A federal appeals court has ruled a California couple who was swindled by Bernie Madoff can't collect under their American International Group homeowners policy.
AIG is not responsible for paying $30,000 to a California couple who claimed they lost millions invested with Bernard L. Madoff Investment Securities, the U.S. Court of Appeals for the Second Circuit found.
The appellate court agreed with U.S. District Court Judge Paul Crotty's October 2010 ruling.
The plaintiffs, Robert and Harlene Horowitz, claimed the AIG Fraud SafeGuard component of their homeowners policy entitled them to the maximum payout of $30,000. They also sought class-action status to include all holders of similar AIG policies who lost money when Madoff "fraudulently used plaintiffs" and all other class members' investments to perpetuate the largest Ponzi scheme in history, according to an August 2009 court filing.
From 1997 to 2008, the Horowitzes invested a total of $4.3 million and withdrew about $4.5 million from the Madoff account, according to court papers. But they believed the account had grown to about $8.5 million during that time, based on a November 2008 account statement.
AIG had claimed the Horowitzes actually received a $225,000 net gain on their investment.
While a Ponzi scheme is the sort of fraud likely anticipated by the policy drafters, the policy is intended to cover the actual loss of money or property, not an indirect loss of money that never really existed, the appeals court found.
"The only 'thing of value' the Horowitzes were induced to part with by Madoff's lies was the monies they transferred [to him] which, fortunately for them, they have fully recovered," the appeals court said in its decision.

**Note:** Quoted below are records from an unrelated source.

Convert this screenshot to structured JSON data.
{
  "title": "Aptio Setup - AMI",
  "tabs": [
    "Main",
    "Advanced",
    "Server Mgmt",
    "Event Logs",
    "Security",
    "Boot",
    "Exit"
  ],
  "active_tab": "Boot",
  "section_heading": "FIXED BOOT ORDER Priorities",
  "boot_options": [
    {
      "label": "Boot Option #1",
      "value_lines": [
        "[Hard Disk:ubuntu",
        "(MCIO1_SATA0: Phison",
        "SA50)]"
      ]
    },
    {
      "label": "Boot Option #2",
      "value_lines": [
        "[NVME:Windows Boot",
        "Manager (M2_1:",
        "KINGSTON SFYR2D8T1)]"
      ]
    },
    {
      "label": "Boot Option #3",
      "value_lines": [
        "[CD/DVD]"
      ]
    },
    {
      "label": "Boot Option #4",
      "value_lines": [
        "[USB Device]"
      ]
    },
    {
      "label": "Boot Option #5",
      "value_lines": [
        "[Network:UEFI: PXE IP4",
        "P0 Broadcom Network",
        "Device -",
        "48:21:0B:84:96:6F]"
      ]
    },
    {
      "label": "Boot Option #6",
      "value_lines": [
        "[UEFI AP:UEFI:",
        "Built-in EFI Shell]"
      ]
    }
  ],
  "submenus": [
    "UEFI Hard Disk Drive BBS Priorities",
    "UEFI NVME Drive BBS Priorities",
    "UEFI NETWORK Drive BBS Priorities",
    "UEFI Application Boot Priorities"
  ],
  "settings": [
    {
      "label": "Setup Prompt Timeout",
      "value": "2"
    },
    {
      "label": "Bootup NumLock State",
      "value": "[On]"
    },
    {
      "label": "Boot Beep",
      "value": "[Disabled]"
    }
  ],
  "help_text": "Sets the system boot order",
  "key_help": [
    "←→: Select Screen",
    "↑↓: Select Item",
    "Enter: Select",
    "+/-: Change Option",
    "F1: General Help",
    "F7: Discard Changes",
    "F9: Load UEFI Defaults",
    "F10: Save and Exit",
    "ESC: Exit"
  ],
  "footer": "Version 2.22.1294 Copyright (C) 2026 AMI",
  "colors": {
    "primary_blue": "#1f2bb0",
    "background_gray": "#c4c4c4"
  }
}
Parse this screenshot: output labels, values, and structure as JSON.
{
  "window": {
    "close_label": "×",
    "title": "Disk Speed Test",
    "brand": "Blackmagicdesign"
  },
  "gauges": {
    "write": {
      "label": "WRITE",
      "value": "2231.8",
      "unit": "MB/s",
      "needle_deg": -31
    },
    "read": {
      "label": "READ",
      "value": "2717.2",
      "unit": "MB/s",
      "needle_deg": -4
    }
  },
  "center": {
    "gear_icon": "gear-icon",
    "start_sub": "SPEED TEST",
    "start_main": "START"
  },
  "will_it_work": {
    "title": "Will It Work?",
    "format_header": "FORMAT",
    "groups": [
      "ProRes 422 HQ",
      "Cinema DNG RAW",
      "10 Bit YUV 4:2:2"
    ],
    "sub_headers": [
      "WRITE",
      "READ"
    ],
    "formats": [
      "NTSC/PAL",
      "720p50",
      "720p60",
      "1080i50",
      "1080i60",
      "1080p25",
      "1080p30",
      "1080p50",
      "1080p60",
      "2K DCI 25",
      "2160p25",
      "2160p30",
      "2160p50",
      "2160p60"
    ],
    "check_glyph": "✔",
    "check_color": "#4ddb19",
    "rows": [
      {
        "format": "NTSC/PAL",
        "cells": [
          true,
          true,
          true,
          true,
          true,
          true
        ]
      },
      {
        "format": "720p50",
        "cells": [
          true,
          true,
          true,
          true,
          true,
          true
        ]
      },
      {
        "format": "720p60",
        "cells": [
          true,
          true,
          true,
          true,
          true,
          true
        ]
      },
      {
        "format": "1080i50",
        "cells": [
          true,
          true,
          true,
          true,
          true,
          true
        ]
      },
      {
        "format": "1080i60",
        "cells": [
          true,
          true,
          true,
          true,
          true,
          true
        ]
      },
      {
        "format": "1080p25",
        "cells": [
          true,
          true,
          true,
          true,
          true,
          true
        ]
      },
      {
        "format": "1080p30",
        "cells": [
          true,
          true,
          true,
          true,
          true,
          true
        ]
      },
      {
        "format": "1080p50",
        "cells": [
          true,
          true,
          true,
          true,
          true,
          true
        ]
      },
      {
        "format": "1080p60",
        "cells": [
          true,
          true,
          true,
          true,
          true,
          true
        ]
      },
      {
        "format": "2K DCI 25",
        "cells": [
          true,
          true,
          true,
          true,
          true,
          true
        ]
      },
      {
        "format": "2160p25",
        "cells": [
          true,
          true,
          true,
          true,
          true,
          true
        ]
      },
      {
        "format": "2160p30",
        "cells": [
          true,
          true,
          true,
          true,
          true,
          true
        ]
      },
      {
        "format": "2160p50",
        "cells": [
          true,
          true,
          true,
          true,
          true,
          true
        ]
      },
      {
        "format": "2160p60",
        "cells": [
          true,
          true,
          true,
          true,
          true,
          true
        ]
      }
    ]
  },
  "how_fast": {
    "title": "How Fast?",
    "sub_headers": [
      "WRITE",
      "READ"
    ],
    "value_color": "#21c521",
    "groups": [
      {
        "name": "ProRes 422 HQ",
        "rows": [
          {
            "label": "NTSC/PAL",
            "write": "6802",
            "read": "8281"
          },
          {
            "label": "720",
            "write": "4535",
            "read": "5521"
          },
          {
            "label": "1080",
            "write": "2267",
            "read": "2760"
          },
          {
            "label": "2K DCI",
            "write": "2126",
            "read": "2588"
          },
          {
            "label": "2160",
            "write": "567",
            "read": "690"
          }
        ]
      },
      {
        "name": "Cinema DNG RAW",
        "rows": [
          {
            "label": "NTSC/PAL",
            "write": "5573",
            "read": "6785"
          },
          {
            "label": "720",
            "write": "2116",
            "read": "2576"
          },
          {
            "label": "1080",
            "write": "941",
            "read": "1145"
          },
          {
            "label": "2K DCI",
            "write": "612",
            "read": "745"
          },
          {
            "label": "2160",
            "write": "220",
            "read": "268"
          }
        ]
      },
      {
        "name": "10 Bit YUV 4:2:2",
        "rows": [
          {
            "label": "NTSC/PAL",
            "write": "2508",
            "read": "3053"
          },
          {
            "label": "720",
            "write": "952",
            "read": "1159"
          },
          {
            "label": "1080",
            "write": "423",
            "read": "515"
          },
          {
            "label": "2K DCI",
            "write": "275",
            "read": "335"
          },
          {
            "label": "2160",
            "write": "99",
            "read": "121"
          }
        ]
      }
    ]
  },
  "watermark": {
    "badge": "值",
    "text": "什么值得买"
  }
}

Crotty, the trial court judge, cited legal precedents, including a finding by a U.S. Bankruptcy Court judge in the Madoff case, in ruling the claimed losses never really existed. Losses should be based on clients' original investments, not phantom windfalls, he said.
"The money reflected in the final account statement was not taken from the plaintiffs by fraud; rather, it never belonged to them, or even existed, in the first place due to fraud. Therefore, they did not lose this money; they lost the mistaken belief that they owned this money," Crotty wrote.
The Horowitz lawsuit was originally filed in the U.S. District Court of the Southern District of New York. The couple had a homeowners policy with AIU Holdings Inc. and American International Insurance Company of California that covered losses "directly from fraud, embezzlement, or forgery."
Madoff, the New York investment adviser found guilty of losing more than $50 billion of his clients' funds in a massive fraud, is now serving a life sentence at a federal correctional facility in North Carolina.